▸ Brief
Return each line of the entries that mentions the word "value".

▸ Records provided
::::::::::
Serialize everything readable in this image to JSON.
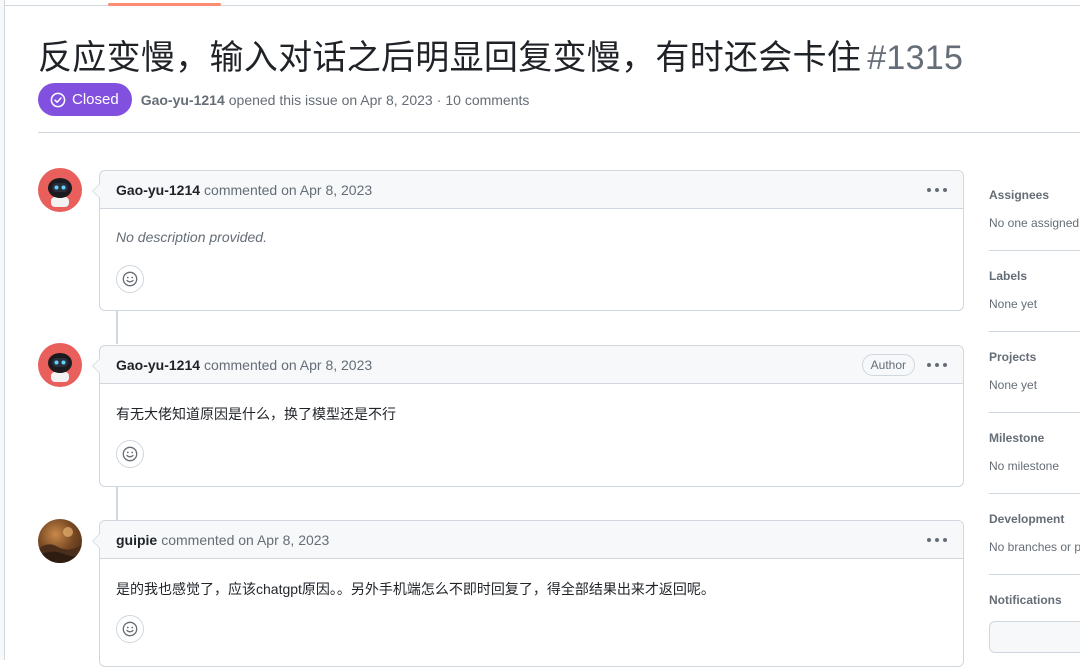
{
  "issue": {
    "title": "反应变慢，输入对话之后明显回复变慢，有时还会卡住",
    "number": "#1315",
    "state": "Closed",
    "author": "Gao-yu-1214",
    "opened_text": "opened this issue on Apr 8, 2023",
    "separator": "·",
    "comments_count": "10 comments"
  },
  "comments": [
    {
      "author": "Gao-yu-1214",
      "action": "commented on Apr 8, 2023",
      "badge": "",
      "body": "No description provided.",
      "avatar": "robot-avatar"
    },
    {
      "author": "Gao-yu-1214",
      "action": "commented on Apr 8, 2023",
      "badge": "Author",
      "body": "有无大佬知道原因是什么，换了模型还是不行",
      "avatar": "robot-avatar"
    },
    {
      "author": "guipie",
      "action": "commented on Apr 8, 2023",
      "badge": "",
      "body": "是的我也感觉了，应该chatgpt原因。。另外手机端怎么不即时回复了，得全部结果出来才返回呢。",
      "avatar": "photo-avatar"
    }
  ],
  "sidebar": {
    "assignees": {
      "title": "Assignees",
      "value": "No one assigned"
    },
    "labels": {
      "title": "Labels",
      "value": "None yet"
    },
    "projects": {
      "title": "Projects",
      "value": "None yet"
    },
    "milestone": {
      "title": "Milestone",
      "value": "No milestone"
    },
    "development": {
      "title": "Development",
      "value": "No branches or pull requests"
    },
    "notifications": {
      "title": "Notifications"
    }
  },
  "colors": {
    "closed_badge": "#8250df",
    "tab_accent": "#fd8c73",
    "robot_avatar_bg": "#e85f5c",
    "muted_text": "#656d76",
    "border": "#d0d7de",
    "header_bg": "#f6f8fa"
  },
  "icons": {
    "state": "check-circle-icon",
    "comment_menu": "kebab-horizontal-icon",
    "reaction": "smiley-icon"
  }
}
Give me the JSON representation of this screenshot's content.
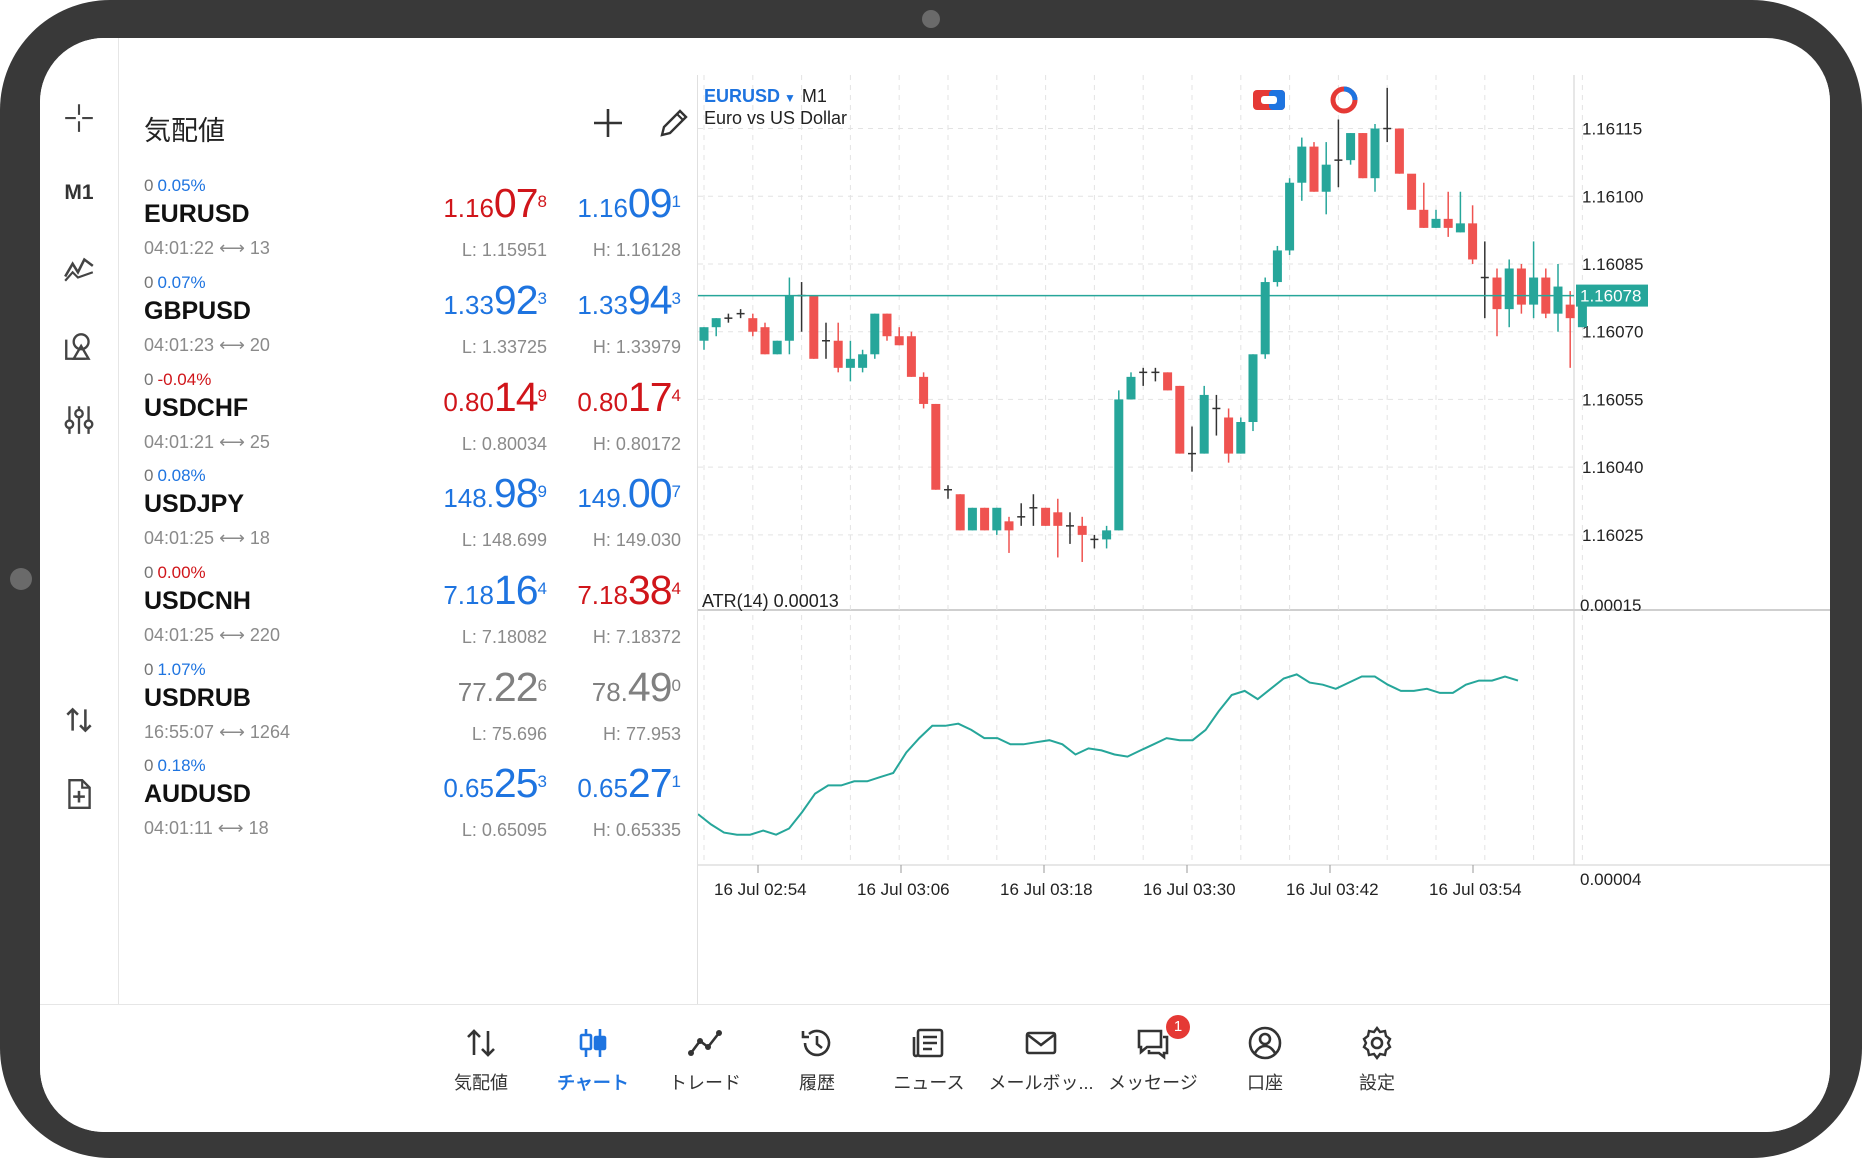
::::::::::
▸ Answer to the exercise
      "value": "No one assigned"
      "value": "None yet"
      "value": "None yet"
      "value": "No milestone"
      "value": "No branches or pull requests"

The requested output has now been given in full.